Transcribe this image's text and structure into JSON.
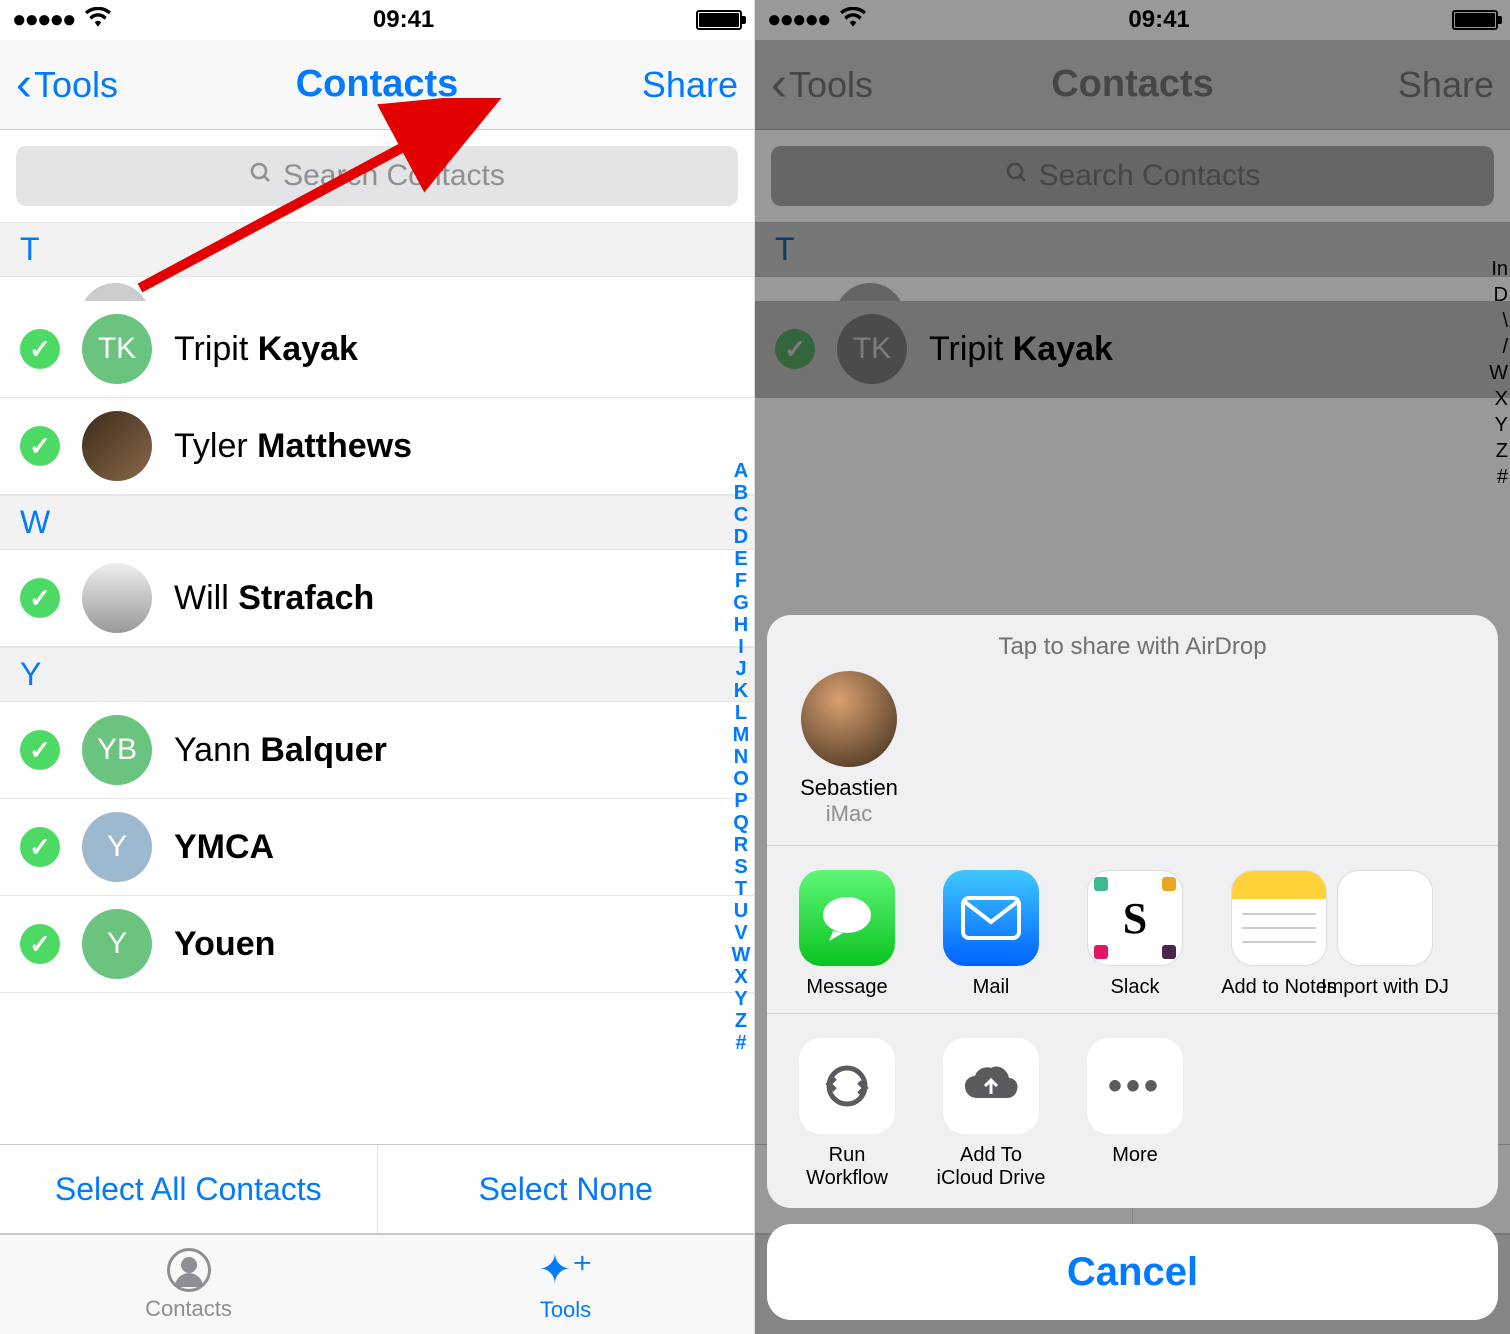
{
  "status": {
    "time": "09:41"
  },
  "nav": {
    "back": "Tools",
    "title": "Contacts",
    "share": "Share"
  },
  "search": {
    "placeholder": "Search Contacts"
  },
  "sections": {
    "t": "T",
    "w": "W",
    "y": "Y"
  },
  "contacts": {
    "tk": {
      "initials": "TK",
      "first": "Tripit ",
      "last": "Kayak"
    },
    "tm": {
      "first": "Tyler ",
      "last": "Matthews"
    },
    "ws": {
      "first": "Will ",
      "last": "Strafach"
    },
    "yb": {
      "initials": "YB",
      "first": "Yann ",
      "last": "Balquer"
    },
    "ym": {
      "initials": "Y",
      "name": "YMCA"
    },
    "yo": {
      "initials": "Y",
      "name": "Youen"
    }
  },
  "index_letters": [
    "A",
    "B",
    "C",
    "D",
    "E",
    "F",
    "G",
    "H",
    "I",
    "J",
    "K",
    "L",
    "M",
    "N",
    "O",
    "P",
    "Q",
    "R",
    "S",
    "T",
    "U",
    "V",
    "W",
    "X",
    "Y",
    "Z",
    "#"
  ],
  "select": {
    "all": "Select All Contacts",
    "none": "Select None"
  },
  "tabs": {
    "contacts": "Contacts",
    "tools": "Tools"
  },
  "sheet": {
    "title": "Tap to share with AirDrop",
    "airdrop": {
      "name": "Sebastien",
      "device": "iMac"
    },
    "apps": {
      "message": "Message",
      "mail": "Mail",
      "slack": "Slack",
      "notes": "Add to Notes",
      "import": "Import with DJ"
    },
    "actions": {
      "workflow": "Run Workflow",
      "icloud": "Add To iCloud Drive",
      "more": "More"
    },
    "cancel": "Cancel"
  },
  "partial_under": {
    "all": "Select All Contacts",
    "none": "Select None",
    "tools": "Tools"
  }
}
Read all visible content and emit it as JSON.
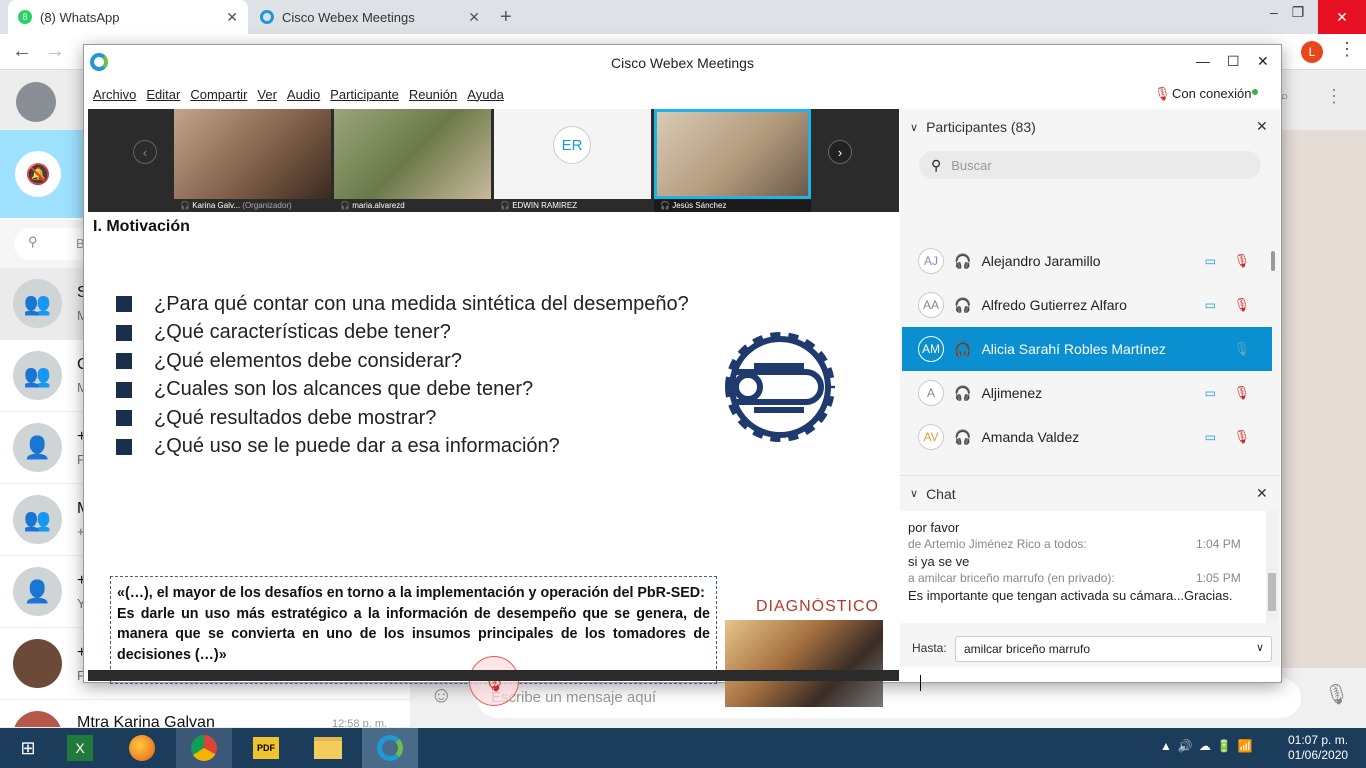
{
  "browser": {
    "tabs": [
      {
        "label": "(8) WhatsApp",
        "badge": "8"
      },
      {
        "label": "Cisco Webex Meetings"
      }
    ],
    "profile_initial": "L"
  },
  "whatsapp": {
    "search_placeholder": "B",
    "chats": [
      {
        "title": "S",
        "sub": "M"
      },
      {
        "title": "C",
        "sub": "M"
      },
      {
        "title": "+",
        "sub": "F"
      },
      {
        "title": "M",
        "sub": "+"
      },
      {
        "title": "+",
        "sub": "Y"
      },
      {
        "title": "+",
        "sub": "F"
      },
      {
        "title": "Mtra Karina Galvan",
        "time": "12:58 p. m."
      }
    ],
    "compose_placeholder": "Escribe un mensaje aquí"
  },
  "webex": {
    "title": "Cisco Webex Meetings",
    "menu": [
      "Archivo",
      "Editar",
      "Compartir",
      "Ver",
      "Audio",
      "Participante",
      "Reunión",
      "Ayuda"
    ],
    "connection": "Con conexión",
    "videos": [
      {
        "name": "Karina Galv...",
        "role": "(Organizador)"
      },
      {
        "name": "maria.alvarezd"
      },
      {
        "name": "EDWIN RAMIREZ",
        "initials": "ER"
      },
      {
        "name": "Jesús Sánchez"
      }
    ],
    "slide": {
      "heading": "I. Motivación",
      "bullets": [
        "¿Para qué contar con una medida sintética del desempeño?",
        "¿Qué características debe tener?",
        "¿Qué elementos debe considerar?",
        "¿Cuales son los alcances que debe tener?",
        "¿Qué resultados debe mostrar?",
        "¿Qué uso se le puede dar a esa información?"
      ],
      "quote_line1": "«(…), el mayor de los desafíos en torno a la implementación y operación del PbR-SED:",
      "quote_line2": "Es darle un uso más estratégico a la información de desempeño que se genera, de manera que se convierta en uno de los insumos principales de los tomadores de decisiones (…)»",
      "logo_text": "DIAGNÓSTICO"
    },
    "participants": {
      "header": "Participantes (83)",
      "search_placeholder": "Buscar",
      "list": [
        {
          "initials": "AJ",
          "name": "Alejandro Jaramillo"
        },
        {
          "initials": "AA",
          "name": "Alfredo Gutierrez Alfaro"
        },
        {
          "initials": "AM",
          "name": "Alicia Sarahí Robles Martínez",
          "selected": true
        },
        {
          "initials": "A",
          "name": "Aljimenez"
        },
        {
          "initials": "AV",
          "name": "Amanda Valdez"
        }
      ]
    },
    "chat": {
      "header": "Chat",
      "messages": [
        {
          "text": "por favor"
        },
        {
          "meta": "de Artemio Jiménez Rico a todos:",
          "time": "1:04 PM"
        },
        {
          "text": "si ya se ve"
        },
        {
          "meta": "a amilcar briceño marrufo (en privado):",
          "time": "1:05 PM"
        },
        {
          "text": "Es importante que tengan activada su cámara...Gracias."
        }
      ],
      "to_label": "Hasta:",
      "to_value": "amilcar briceño marrufo"
    }
  },
  "taskbar": {
    "time": "01:07 p. m.",
    "date": "01/06/2020"
  }
}
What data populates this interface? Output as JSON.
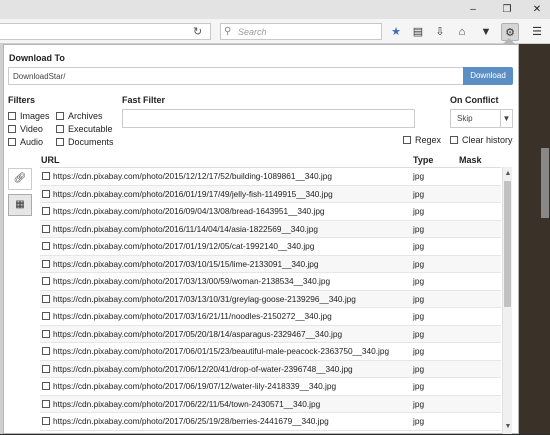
{
  "browser": {
    "search_placeholder": "Search",
    "icons": [
      "restore-icon",
      "maximize-icon",
      "close-icon",
      "reload-icon",
      "star-icon",
      "reader-icon",
      "download-icon",
      "home-icon",
      "pocket-icon",
      "extension-icon",
      "menu-icon"
    ]
  },
  "download_to": {
    "label": "Download To",
    "path": "DownloadStar/",
    "button": "Download"
  },
  "filters": {
    "label": "Filters",
    "items": [
      {
        "label": "Images",
        "checked": false
      },
      {
        "label": "Archives",
        "checked": false
      },
      {
        "label": "Video",
        "checked": false
      },
      {
        "label": "Executable",
        "checked": false
      },
      {
        "label": "Audio",
        "checked": false
      },
      {
        "label": "Documents",
        "checked": false
      }
    ]
  },
  "fast_filter": {
    "label": "Fast Filter",
    "value": "",
    "regex_label": "Regex",
    "clear_history_label": "Clear history"
  },
  "on_conflict": {
    "label": "On Conflict",
    "selected": "Skip"
  },
  "table": {
    "columns": [
      "URL",
      "Type",
      "Mask"
    ],
    "rows": [
      {
        "url": "https://cdn.pixabay.com/photo/2015/12/12/17/52/building-1089861__340.jpg",
        "type": "jpg"
      },
      {
        "url": "https://cdn.pixabay.com/photo/2016/01/19/17/49/jelly-fish-1149915__340.jpg",
        "type": "jpg"
      },
      {
        "url": "https://cdn.pixabay.com/photo/2016/09/04/13/08/bread-1643951__340.jpg",
        "type": "jpg"
      },
      {
        "url": "https://cdn.pixabay.com/photo/2016/11/14/04/14/asia-1822569__340.jpg",
        "type": "jpg"
      },
      {
        "url": "https://cdn.pixabay.com/photo/2017/01/19/12/05/cat-1992140__340.jpg",
        "type": "jpg"
      },
      {
        "url": "https://cdn.pixabay.com/photo/2017/03/10/15/15/lime-2133091__340.jpg",
        "type": "jpg"
      },
      {
        "url": "https://cdn.pixabay.com/photo/2017/03/13/00/59/woman-2138534__340.jpg",
        "type": "jpg"
      },
      {
        "url": "https://cdn.pixabay.com/photo/2017/03/13/10/31/greylag-goose-2139296__340.jpg",
        "type": "jpg"
      },
      {
        "url": "https://cdn.pixabay.com/photo/2017/03/16/21/11/noodles-2150272__340.jpg",
        "type": "jpg"
      },
      {
        "url": "https://cdn.pixabay.com/photo/2017/05/20/18/14/asparagus-2329467__340.jpg",
        "type": "jpg"
      },
      {
        "url": "https://cdn.pixabay.com/photo/2017/06/01/15/23/beautiful-male-peacock-2363750__340.jpg",
        "type": "jpg"
      },
      {
        "url": "https://cdn.pixabay.com/photo/2017/06/12/20/41/drop-of-water-2396748__340.jpg",
        "type": "jpg"
      },
      {
        "url": "https://cdn.pixabay.com/photo/2017/06/19/07/12/water-lily-2418339__340.jpg",
        "type": "jpg"
      },
      {
        "url": "https://cdn.pixabay.com/photo/2017/06/22/11/54/town-2430571__340.jpg",
        "type": "jpg"
      },
      {
        "url": "https://cdn.pixabay.com/photo/2017/06/25/19/28/berries-2441679__340.jpg",
        "type": "jpg"
      }
    ]
  },
  "colors": {
    "accent": "#5c8ec6"
  }
}
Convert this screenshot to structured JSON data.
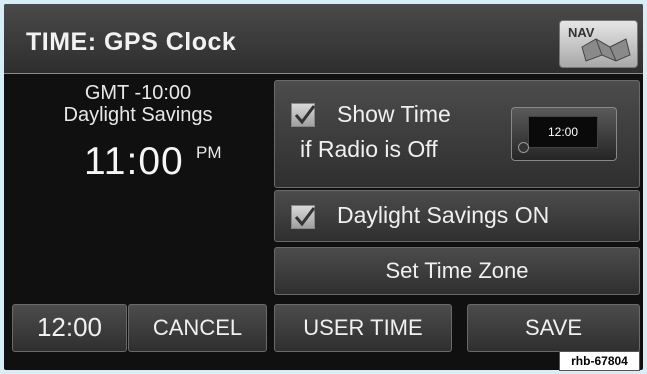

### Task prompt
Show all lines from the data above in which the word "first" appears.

### Answer to the problem
      "first": "Tripit ",
      "first": "Tyler ",
      "first": "Will ",
      "first": "Yann ",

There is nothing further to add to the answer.